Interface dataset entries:
········

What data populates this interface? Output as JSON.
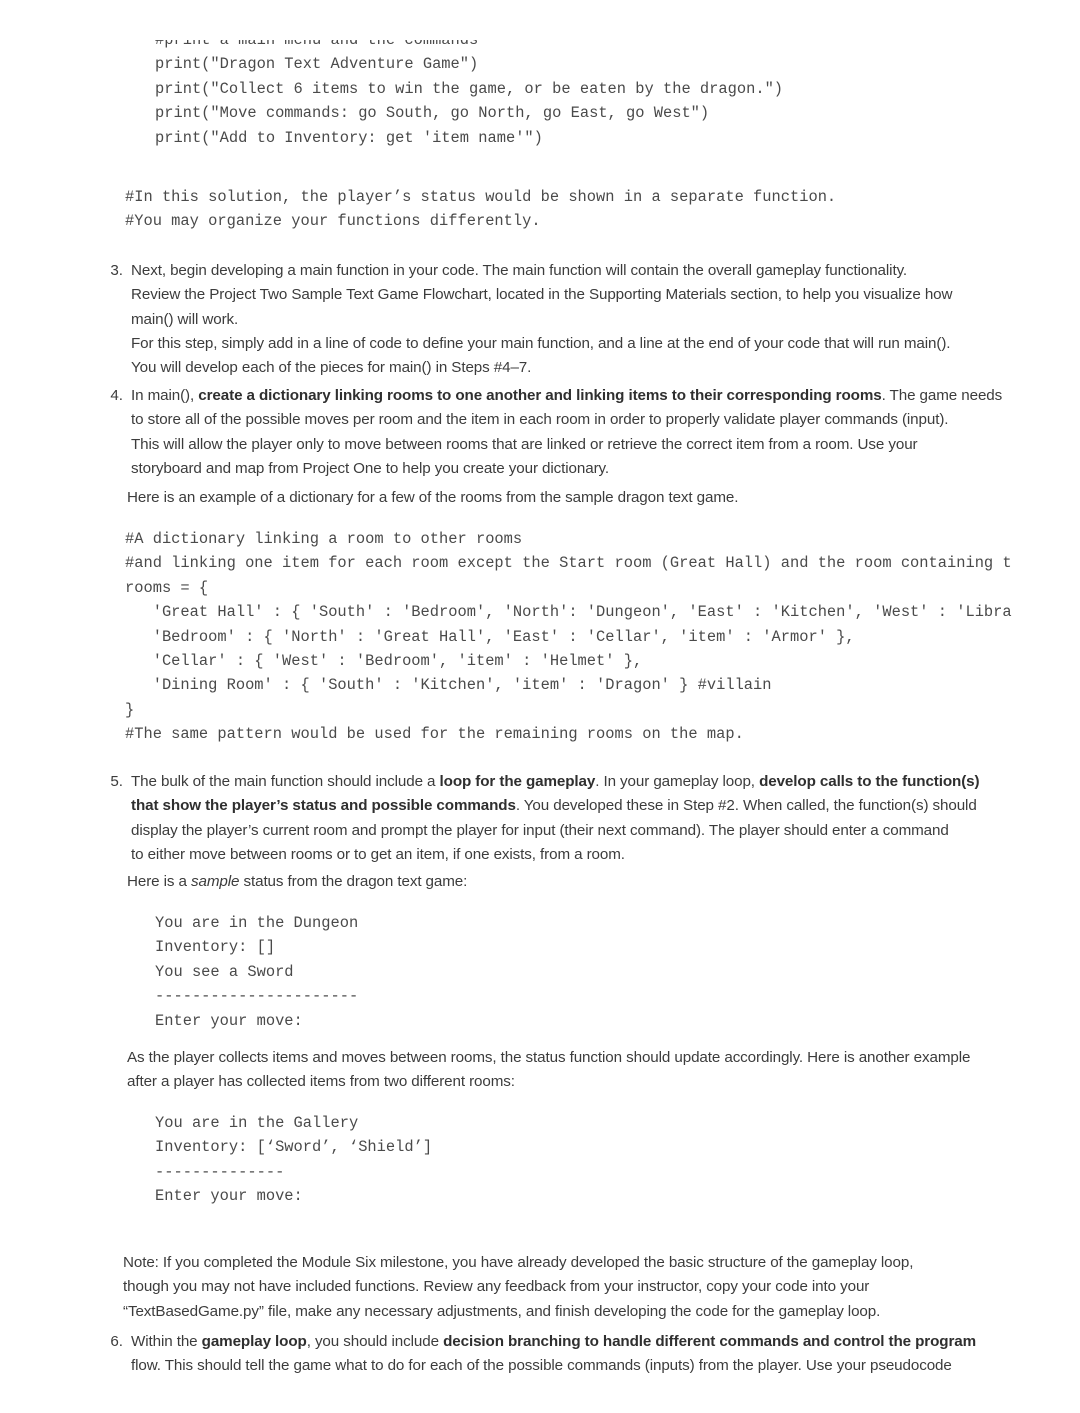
{
  "document": {
    "type": "course-assignment-guidelines",
    "page_background": "#ffffff",
    "text_color": "#3c3c3c"
  },
  "code_block_top": {
    "name": "main-menu-print-code",
    "lines": [
      "#print a main menu and the commands",
      "print(\"Dragon Text Adventure Game\")",
      "print(\"Collect 6 items to win the game, or be eaten by the dragon.\")",
      "print(\"Move commands: go South, go North, go East, go West\")",
      "print(\"Add to Inventory: get 'item name'\")"
    ],
    "comment_lines": [
      "#In this solution, the player’s status would be shown in a separate function.",
      "#You may organize your functions differently."
    ]
  },
  "item3": {
    "number": "3.",
    "line1": "Next, begin developing a main function in your code. The main function will contain the overall gameplay functionality.",
    "line2": "Review the Project Two Sample Text Game Flowchart, located in the Supporting Materials section, to help you visualize how",
    "line3": "main() will work.",
    "line4": "For this step, simply add in a line of code to define your main function, and a line at the end of your code that will run main().",
    "line5": "You will develop each of the pieces for main() in Steps #4–7."
  },
  "item4": {
    "number": "4.",
    "lead_plain": "In main(), ",
    "lead_bold": "create a dictionary linking rooms to one another and linking items to their corresponding rooms",
    "lead_rest": ". The game needs",
    "line2": "to store all of the possible moves per room and the item in each room in order to properly validate player commands (input).",
    "line3": "This will allow the player only to move between rooms that are linked or retrieve the correct item from a room. Use your",
    "line4": "storyboard and map from Project One to help you create your dictionary.",
    "example_intro": "Here is an example of a dictionary for a few of the rooms from the sample dragon text game."
  },
  "code_block_dict": {
    "name": "rooms-dictionary-code",
    "lines": [
      "#A dictionary linking a room to other rooms",
      "#and linking one item for each room except the Start room (Great Hall) and the room containing the villain",
      "rooms = {",
      "   'Great Hall' : { 'South' : 'Bedroom', 'North': 'Dungeon', 'East' : 'Kitchen', 'West' : 'Library' },",
      "   'Bedroom' : { 'North' : 'Great Hall', 'East' : 'Cellar', 'item' : 'Armor' },",
      "   'Cellar' : { 'West' : 'Bedroom', 'item' : 'Helmet' },",
      "   'Dining Room' : { 'South' : 'Kitchen', 'item' : 'Dragon' } #villain",
      "}",
      "#The same pattern would be used for the remaining rooms on the map."
    ]
  },
  "item5": {
    "number": "5.",
    "l1a": "The bulk of the main function should include a ",
    "l1b": "loop for the gameplay",
    "l1c": ". In your gameplay loop, ",
    "l1d": "develop calls to the function(s)",
    "l2a": "that show the player’s status and possible commands",
    "l2b": ". You developed these in Step #2. When called, the function(s) should",
    "line3": "display the player’s current room and prompt the player for input (their next command). The player should enter a command",
    "line4": "to either move between rooms or to get an item, if one exists, from a room.",
    "sample_intro_a": "Here is a ",
    "sample_intro_italic": "sample",
    "sample_intro_b": " status from the dragon text game:"
  },
  "status_block_1": {
    "name": "dungeon-status-output",
    "lines": [
      "You are in the Dungeon",
      "Inventory: []",
      "You see a Sword",
      "----------------------",
      "Enter your move:"
    ]
  },
  "between_status": {
    "line1": "As the player collects items and moves between rooms, the status function should update accordingly. Here is another example",
    "line2": "after a player has collected items from two different rooms:"
  },
  "status_block_2": {
    "name": "gallery-status-output",
    "lines": [
      "You are in the Gallery",
      "Inventory: [‘Sword’, ‘Shield’]",
      "--------------",
      "Enter your move:"
    ]
  },
  "note": {
    "line1": "Note: If you completed the Module Six milestone, you have already developed the basic structure of the gameplay loop,",
    "line2": "though you may not have included functions. Review any feedback from your instructor, copy your code into your",
    "line3": "“TextBasedGame.py” file, make any necessary adjustments, and finish developing the code for the gameplay loop."
  },
  "item6": {
    "number": "6.",
    "l1a": "Within the ",
    "l1b": "gameplay loop",
    "l1c": ", you should include ",
    "l1d": "decision branching to handle different commands and control the program",
    "line2": "flow. This should tell the game what to do for each of the possible commands (inputs) from the player. Use your pseudocode"
  }
}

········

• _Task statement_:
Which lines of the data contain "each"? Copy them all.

• _Expected output_:
    "line5": "You will develop each of the pieces for main() in Steps #4–7."
    "line2": "to store all of the possible moves per room and the item in each room in order to properly validate player commands (input).",
      "#and linking one item for each room except the Start room (Great Hall) and the room containing the villain",
    "line2": "flow. This should tell the game what to do for each of the possible commands (inputs) from the player. Use your pseudocode"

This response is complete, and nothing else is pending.